↓↓↓

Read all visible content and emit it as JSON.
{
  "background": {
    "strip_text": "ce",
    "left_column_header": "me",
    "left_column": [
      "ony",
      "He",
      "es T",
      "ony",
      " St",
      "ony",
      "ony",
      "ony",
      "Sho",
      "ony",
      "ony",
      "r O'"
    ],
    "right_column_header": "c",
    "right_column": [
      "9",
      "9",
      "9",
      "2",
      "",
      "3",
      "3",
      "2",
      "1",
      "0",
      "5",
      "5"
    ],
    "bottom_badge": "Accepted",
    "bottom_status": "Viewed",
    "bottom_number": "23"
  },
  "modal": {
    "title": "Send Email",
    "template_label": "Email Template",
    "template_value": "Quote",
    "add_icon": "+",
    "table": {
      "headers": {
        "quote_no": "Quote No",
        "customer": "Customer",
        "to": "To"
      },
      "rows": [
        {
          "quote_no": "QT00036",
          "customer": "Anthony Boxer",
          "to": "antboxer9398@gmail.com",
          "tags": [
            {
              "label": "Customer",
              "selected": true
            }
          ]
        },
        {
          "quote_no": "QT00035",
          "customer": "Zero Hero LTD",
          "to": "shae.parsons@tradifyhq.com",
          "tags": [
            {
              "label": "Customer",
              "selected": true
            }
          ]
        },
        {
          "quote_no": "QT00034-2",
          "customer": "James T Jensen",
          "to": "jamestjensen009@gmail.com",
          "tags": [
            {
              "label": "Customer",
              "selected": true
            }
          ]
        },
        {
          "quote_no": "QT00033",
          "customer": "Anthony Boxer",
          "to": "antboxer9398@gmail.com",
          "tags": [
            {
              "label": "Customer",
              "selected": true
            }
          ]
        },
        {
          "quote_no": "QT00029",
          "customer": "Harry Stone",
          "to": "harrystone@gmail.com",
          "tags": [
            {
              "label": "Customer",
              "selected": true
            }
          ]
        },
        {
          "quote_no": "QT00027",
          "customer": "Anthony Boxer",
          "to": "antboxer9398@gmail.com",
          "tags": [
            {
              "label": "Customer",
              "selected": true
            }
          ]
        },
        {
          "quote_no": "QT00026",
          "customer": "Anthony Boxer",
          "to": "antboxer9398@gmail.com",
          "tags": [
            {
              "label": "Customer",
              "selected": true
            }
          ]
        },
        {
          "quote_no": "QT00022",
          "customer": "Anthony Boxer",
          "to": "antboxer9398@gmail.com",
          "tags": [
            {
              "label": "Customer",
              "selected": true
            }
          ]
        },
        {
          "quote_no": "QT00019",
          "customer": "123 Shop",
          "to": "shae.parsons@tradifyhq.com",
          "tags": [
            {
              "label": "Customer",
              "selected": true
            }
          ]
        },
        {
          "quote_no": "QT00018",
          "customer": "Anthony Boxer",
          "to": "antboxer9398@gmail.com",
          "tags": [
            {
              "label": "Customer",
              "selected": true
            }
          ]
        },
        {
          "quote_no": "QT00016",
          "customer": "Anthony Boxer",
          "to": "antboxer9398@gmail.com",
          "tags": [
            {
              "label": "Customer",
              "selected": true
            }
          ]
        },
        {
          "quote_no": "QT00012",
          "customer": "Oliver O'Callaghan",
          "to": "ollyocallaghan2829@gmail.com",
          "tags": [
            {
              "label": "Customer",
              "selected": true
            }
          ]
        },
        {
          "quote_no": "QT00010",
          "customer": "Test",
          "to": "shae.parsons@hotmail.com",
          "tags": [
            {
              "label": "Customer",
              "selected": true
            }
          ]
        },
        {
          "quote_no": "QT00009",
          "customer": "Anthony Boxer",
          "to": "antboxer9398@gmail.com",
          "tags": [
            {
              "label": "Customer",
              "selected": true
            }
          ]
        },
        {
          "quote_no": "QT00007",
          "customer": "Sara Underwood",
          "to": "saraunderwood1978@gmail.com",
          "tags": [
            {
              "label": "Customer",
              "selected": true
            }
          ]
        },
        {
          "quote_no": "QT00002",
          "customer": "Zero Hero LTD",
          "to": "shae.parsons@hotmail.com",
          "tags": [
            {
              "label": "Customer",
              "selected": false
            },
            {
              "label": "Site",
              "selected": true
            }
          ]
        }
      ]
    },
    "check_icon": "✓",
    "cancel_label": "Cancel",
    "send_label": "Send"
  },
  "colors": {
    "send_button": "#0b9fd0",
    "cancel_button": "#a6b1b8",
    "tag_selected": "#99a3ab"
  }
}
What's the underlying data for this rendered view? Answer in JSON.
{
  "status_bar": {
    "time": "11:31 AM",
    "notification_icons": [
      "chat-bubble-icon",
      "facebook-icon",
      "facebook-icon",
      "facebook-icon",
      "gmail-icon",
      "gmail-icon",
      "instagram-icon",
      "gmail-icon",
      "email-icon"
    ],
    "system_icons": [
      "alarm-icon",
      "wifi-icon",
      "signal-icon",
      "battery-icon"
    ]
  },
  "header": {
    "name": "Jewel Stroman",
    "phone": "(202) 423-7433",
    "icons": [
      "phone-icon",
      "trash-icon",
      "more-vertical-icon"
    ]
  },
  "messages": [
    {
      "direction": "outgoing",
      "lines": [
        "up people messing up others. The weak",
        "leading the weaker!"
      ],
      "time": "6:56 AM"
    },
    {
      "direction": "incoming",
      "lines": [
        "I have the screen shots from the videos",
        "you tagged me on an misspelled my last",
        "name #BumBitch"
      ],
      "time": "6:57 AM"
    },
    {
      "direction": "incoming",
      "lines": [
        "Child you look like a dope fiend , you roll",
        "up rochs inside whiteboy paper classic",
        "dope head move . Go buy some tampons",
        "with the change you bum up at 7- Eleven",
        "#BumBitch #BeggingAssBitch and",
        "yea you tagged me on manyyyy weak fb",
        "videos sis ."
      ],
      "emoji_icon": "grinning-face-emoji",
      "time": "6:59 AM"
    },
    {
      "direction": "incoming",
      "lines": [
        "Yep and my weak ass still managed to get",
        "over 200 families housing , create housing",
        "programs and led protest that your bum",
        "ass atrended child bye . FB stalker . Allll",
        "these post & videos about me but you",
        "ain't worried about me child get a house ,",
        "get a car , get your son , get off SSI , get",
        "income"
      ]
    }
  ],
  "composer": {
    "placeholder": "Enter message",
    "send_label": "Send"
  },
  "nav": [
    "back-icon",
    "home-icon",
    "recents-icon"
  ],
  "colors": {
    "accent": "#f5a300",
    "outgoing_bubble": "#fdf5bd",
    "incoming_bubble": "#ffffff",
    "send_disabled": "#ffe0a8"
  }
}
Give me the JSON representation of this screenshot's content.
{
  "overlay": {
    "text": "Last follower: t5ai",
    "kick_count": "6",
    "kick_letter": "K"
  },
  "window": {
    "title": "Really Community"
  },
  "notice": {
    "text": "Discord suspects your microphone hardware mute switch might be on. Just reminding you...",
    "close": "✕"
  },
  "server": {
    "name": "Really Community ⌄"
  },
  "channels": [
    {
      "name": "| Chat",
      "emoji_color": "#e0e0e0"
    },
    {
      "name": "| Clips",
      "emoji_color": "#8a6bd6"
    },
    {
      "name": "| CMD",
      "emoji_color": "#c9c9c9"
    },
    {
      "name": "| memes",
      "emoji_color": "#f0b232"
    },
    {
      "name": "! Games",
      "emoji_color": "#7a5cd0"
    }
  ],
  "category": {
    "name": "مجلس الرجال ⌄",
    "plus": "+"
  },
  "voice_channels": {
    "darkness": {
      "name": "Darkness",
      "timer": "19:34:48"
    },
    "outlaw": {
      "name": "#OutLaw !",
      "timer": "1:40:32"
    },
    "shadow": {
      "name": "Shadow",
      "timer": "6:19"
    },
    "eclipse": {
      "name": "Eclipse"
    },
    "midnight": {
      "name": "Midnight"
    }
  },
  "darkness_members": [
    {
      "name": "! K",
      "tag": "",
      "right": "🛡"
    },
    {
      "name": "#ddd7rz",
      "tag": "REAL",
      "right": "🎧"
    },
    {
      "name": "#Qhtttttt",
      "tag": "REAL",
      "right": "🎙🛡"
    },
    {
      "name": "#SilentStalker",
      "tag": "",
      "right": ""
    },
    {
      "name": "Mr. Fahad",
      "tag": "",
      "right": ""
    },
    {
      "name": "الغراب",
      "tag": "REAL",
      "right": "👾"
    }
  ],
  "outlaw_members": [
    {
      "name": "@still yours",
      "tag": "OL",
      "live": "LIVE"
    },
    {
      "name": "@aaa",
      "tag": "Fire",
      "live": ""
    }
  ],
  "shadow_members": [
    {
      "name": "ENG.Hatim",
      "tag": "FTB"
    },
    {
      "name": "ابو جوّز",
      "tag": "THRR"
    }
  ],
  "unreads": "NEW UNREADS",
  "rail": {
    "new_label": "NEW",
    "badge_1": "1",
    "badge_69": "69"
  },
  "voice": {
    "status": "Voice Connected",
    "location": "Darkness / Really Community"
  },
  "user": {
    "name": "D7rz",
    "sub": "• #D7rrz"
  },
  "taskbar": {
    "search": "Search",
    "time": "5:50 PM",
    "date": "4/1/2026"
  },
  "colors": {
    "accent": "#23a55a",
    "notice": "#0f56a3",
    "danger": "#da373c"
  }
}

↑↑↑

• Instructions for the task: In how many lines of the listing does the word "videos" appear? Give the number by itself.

• Output for this exercise: 3